§ HOW TO COMPLETE THIS TASK
Give back the lines below exactly, but do not include any pictures.

─── TASK INPUT ───

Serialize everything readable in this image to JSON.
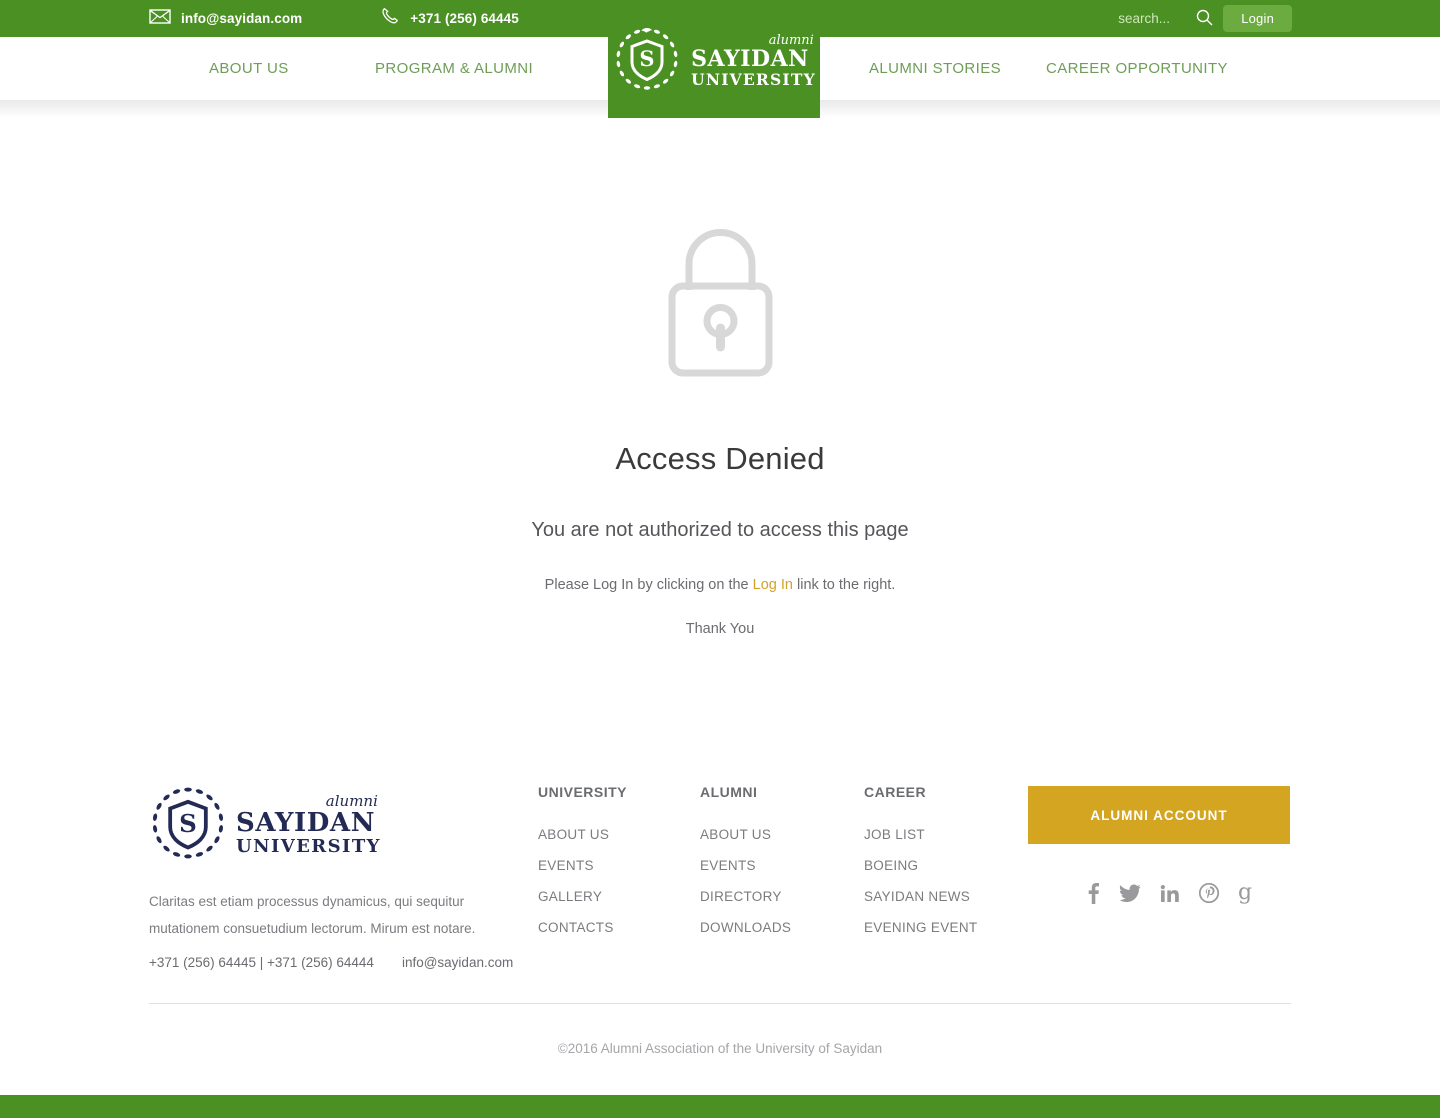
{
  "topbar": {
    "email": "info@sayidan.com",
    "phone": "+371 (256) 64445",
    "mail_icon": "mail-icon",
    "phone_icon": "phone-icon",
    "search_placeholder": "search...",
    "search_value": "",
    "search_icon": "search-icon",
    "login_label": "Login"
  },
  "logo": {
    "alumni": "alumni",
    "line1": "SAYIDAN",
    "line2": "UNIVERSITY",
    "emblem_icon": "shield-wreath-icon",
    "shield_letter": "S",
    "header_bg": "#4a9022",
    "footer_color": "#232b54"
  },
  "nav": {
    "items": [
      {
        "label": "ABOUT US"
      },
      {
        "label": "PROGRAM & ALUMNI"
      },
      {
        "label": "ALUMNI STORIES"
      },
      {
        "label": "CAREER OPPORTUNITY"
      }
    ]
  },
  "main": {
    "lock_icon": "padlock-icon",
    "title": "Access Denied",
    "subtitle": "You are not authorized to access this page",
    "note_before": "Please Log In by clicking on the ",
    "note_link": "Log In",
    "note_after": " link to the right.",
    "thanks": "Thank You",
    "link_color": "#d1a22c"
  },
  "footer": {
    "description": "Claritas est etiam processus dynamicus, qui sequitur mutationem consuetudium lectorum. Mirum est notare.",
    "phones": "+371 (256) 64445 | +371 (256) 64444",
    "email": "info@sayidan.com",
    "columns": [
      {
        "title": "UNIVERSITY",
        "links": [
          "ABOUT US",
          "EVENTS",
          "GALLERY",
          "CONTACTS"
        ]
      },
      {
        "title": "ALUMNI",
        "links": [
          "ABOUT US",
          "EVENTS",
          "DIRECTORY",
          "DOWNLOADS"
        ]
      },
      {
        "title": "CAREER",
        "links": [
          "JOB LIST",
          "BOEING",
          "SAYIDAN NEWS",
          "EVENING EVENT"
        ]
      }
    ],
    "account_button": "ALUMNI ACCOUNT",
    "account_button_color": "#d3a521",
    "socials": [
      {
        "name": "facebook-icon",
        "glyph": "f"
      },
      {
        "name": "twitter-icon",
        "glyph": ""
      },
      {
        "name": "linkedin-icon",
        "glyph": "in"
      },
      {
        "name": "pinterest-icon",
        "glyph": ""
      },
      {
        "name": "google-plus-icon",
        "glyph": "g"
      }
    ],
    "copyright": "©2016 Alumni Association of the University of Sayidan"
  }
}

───

§ OUTPUT OF THE EXERCISE
Serialize everything readable in this image to JSON.
{
  "topbar": {
    "email": "info@sayidan.com",
    "phone": "+371 (256) 64445",
    "mail_icon": "mail-icon",
    "phone_icon": "phone-icon",
    "search_placeholder": "search...",
    "search_value": "",
    "search_icon": "search-icon",
    "login_label": "Login"
  },
  "logo": {
    "alumni": "alumni",
    "line1": "SAYIDAN",
    "line2": "UNIVERSITY",
    "emblem_icon": "shield-wreath-icon",
    "shield_letter": "S",
    "header_bg": "#4a9022",
    "footer_color": "#232b54"
  },
  "nav": {
    "items": [
      {
        "label": "ABOUT US"
      },
      {
        "label": "PROGRAM & ALUMNI"
      },
      {
        "label": "ALUMNI STORIES"
      },
      {
        "label": "CAREER OPPORTUNITY"
      }
    ]
  },
  "main": {
    "lock_icon": "padlock-icon",
    "title": "Access Denied",
    "subtitle": "You are not authorized to access this page",
    "note_before": "Please Log In by clicking on the ",
    "note_link": "Log In",
    "note_after": " link to the right.",
    "thanks": "Thank You",
    "link_color": "#d1a22c"
  },
  "footer": {
    "description": "Claritas est etiam processus dynamicus, qui sequitur mutationem consuetudium lectorum. Mirum est notare.",
    "phones": "+371 (256) 64445 | +371 (256) 64444",
    "email": "info@sayidan.com",
    "columns": [
      {
        "title": "UNIVERSITY",
        "links": [
          "ABOUT US",
          "EVENTS",
          "GALLERY",
          "CONTACTS"
        ]
      },
      {
        "title": "ALUMNI",
        "links": [
          "ABOUT US",
          "EVENTS",
          "DIRECTORY",
          "DOWNLOADS"
        ]
      },
      {
        "title": "CAREER",
        "links": [
          "JOB LIST",
          "BOEING",
          "SAYIDAN NEWS",
          "EVENING EVENT"
        ]
      }
    ],
    "account_button": "ALUMNI ACCOUNT",
    "account_button_color": "#d3a521",
    "socials": [
      {
        "name": "facebook-icon",
        "glyph": "f"
      },
      {
        "name": "twitter-icon",
        "glyph": ""
      },
      {
        "name": "linkedin-icon",
        "glyph": "in"
      },
      {
        "name": "pinterest-icon",
        "glyph": ""
      },
      {
        "name": "google-plus-icon",
        "glyph": "g"
      }
    ],
    "copyright": "©2016 Alumni Association of the University of Sayidan"
  }
}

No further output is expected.